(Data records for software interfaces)
--- --- ---

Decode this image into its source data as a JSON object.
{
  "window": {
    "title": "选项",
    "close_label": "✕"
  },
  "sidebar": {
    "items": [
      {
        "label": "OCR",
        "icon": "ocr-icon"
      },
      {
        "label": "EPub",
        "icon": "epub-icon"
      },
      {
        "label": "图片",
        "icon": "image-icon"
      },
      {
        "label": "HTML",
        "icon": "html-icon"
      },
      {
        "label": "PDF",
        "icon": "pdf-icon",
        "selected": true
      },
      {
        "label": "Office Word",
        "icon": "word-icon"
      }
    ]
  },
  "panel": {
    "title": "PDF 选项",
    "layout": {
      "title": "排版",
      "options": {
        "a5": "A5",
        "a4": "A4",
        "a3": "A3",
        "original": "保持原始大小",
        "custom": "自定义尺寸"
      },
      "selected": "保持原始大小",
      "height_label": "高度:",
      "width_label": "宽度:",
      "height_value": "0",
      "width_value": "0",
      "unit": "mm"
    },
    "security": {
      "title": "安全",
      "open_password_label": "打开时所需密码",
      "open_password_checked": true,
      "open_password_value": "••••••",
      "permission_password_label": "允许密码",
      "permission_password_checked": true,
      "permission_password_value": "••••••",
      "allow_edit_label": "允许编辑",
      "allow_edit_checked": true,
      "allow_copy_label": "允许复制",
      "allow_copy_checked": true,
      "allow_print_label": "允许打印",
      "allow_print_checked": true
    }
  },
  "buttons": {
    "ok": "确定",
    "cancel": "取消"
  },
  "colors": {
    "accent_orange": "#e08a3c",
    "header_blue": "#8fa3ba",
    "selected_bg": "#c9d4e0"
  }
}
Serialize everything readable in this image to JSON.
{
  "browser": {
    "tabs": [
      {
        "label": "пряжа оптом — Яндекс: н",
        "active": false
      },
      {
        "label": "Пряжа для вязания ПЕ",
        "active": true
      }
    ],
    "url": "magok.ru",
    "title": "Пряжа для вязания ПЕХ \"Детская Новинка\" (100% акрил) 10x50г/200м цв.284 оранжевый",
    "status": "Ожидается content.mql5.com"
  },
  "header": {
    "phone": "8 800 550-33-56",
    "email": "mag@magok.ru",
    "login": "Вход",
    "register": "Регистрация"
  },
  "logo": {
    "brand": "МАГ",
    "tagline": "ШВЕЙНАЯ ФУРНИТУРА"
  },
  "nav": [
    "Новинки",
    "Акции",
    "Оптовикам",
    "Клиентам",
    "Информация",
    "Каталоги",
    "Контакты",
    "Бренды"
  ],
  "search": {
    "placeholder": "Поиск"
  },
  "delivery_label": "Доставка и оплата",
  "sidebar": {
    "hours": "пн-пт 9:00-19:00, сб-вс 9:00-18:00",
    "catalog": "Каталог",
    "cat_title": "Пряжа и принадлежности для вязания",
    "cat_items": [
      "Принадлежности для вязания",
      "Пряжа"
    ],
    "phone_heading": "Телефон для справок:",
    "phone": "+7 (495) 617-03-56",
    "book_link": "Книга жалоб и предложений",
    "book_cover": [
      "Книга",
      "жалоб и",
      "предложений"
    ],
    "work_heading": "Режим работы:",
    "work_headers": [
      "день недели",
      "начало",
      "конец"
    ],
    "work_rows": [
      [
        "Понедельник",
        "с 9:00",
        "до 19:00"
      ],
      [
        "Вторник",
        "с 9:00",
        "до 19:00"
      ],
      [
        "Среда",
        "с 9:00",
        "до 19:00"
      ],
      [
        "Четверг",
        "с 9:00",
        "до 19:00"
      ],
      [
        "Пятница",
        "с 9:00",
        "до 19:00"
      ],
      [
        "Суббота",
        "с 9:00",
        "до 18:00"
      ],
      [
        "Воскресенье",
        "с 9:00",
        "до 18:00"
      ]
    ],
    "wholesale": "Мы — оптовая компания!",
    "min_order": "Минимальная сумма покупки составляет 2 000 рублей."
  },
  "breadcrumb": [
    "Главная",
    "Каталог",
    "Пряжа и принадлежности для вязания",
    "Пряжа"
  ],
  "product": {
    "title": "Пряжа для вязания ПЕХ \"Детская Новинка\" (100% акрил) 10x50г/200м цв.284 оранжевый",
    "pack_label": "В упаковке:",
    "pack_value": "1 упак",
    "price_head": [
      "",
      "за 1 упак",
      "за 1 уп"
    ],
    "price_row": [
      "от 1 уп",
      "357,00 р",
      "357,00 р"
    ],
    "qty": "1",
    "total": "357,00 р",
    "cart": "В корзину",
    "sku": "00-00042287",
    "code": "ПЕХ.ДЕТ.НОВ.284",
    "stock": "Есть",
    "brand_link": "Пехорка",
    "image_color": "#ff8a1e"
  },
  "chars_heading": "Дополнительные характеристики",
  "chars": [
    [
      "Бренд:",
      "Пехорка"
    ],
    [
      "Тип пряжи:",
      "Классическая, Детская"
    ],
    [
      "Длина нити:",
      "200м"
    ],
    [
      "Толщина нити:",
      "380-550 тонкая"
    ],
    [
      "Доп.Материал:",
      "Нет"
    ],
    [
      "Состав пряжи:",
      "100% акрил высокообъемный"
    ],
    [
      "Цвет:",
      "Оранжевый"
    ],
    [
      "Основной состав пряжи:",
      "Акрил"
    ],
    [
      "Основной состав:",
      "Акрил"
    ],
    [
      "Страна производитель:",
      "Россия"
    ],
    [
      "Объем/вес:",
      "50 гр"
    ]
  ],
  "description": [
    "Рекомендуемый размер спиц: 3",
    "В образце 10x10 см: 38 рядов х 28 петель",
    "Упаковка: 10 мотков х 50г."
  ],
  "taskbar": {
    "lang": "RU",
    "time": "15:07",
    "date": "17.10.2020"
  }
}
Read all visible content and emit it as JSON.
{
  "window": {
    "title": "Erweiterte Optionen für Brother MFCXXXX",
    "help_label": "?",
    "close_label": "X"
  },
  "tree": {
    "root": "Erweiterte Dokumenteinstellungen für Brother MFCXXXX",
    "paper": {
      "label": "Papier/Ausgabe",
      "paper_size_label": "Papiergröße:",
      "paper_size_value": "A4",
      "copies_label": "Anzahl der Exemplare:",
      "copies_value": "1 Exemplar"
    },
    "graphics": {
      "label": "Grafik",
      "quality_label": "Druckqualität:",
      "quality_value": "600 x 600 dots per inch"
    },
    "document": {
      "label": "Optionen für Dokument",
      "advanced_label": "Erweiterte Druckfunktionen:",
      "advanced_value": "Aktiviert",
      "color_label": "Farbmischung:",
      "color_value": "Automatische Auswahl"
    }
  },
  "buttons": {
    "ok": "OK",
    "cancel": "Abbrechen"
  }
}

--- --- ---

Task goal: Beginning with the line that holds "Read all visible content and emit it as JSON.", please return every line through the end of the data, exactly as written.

Response:
Read all visible content and emit it as JSON.
{
  "window": {
    "title": "Erweiterte Optionen für Brother MFCXXXX",
    "help_label": "?",
    "close_label": "X"
  },
  "tree": {
    "root": "Erweiterte Dokumenteinstellungen für Brother MFCXXXX",
    "paper": {
      "label": "Papier/Ausgabe",
      "paper_size_label": "Papiergröße:",
      "paper_size_value": "A4",
      "copies_label": "Anzahl der Exemplare:",
      "copies_value": "1 Exemplar"
    },
    "graphics": {
      "label": "Grafik",
      "quality_label": "Druckqualität:",
      "quality_value": "600 x 600 dots per inch"
    },
    "document": {
      "label": "Optionen für Dokument",
      "advanced_label": "Erweiterte Druckfunktionen:",
      "advanced_value": "Aktiviert",
      "color_label": "Farbmischung:",
      "color_value": "Automatische Auswahl"
    }
  },
  "buttons": {
    "ok": "OK",
    "cancel": "Abbrechen"
  }
}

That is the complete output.